=== Section Start ===

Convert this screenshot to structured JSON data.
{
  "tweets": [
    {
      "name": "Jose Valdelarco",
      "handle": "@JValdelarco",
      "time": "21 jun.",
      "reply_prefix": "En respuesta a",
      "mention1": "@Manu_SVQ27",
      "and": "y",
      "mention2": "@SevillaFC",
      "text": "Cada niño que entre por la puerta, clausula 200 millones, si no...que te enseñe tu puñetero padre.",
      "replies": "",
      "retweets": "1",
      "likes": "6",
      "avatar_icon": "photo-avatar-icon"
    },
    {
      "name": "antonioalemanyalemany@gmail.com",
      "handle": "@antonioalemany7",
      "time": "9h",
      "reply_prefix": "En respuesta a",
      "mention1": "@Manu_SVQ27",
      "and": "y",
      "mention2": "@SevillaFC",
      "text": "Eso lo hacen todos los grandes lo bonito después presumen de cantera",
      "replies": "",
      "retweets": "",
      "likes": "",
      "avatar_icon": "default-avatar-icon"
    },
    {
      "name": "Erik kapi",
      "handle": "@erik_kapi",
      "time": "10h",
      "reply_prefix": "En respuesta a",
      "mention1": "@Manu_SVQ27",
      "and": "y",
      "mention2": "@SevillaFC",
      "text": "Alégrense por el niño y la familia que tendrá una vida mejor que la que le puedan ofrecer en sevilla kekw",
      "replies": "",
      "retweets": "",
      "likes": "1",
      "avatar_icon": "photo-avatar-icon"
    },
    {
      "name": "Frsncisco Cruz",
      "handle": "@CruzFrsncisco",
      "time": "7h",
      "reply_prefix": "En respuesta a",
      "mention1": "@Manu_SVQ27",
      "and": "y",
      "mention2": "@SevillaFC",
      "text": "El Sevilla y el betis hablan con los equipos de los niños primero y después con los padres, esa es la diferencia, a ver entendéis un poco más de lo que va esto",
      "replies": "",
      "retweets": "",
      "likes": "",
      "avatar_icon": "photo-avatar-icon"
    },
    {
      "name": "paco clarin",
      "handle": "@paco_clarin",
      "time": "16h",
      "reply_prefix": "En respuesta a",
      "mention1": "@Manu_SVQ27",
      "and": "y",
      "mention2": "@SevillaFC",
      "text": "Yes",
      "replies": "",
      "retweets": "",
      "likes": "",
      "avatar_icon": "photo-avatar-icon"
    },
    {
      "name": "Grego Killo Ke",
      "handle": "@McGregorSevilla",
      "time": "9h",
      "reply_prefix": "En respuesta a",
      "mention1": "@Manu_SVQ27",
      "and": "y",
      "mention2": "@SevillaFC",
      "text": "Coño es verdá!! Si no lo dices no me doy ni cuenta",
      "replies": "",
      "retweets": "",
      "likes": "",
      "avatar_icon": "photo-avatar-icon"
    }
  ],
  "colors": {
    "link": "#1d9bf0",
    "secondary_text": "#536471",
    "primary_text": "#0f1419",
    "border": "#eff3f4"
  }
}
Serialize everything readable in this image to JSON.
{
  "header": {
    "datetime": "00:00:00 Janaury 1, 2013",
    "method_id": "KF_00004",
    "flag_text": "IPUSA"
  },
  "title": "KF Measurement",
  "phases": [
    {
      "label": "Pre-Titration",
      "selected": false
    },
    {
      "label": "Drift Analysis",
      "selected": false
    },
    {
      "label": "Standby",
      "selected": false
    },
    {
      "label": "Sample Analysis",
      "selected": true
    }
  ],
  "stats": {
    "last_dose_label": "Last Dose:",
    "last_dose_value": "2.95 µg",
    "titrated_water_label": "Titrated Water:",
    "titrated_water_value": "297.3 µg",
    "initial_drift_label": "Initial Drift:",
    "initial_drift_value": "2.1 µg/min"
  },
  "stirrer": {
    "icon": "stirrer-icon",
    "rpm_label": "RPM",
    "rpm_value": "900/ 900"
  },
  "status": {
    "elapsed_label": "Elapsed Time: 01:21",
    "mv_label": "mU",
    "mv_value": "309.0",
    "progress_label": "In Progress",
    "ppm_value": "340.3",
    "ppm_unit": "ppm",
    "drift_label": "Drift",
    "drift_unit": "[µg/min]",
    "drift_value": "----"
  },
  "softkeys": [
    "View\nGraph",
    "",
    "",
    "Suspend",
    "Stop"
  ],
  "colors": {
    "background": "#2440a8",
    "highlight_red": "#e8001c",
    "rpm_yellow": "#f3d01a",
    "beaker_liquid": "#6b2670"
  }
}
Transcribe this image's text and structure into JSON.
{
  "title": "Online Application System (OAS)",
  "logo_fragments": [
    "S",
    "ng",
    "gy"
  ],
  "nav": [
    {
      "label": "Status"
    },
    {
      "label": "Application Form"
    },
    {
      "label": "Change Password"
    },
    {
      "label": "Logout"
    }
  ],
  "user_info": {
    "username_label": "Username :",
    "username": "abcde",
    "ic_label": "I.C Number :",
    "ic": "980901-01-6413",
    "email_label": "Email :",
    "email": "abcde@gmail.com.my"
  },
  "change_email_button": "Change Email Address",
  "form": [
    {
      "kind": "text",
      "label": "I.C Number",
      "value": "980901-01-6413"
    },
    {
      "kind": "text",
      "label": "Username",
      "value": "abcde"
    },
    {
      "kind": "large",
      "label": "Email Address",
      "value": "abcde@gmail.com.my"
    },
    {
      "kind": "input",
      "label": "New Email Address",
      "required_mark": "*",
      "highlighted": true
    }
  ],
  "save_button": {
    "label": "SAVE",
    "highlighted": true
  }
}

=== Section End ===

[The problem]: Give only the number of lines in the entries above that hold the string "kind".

[Your solution]: 4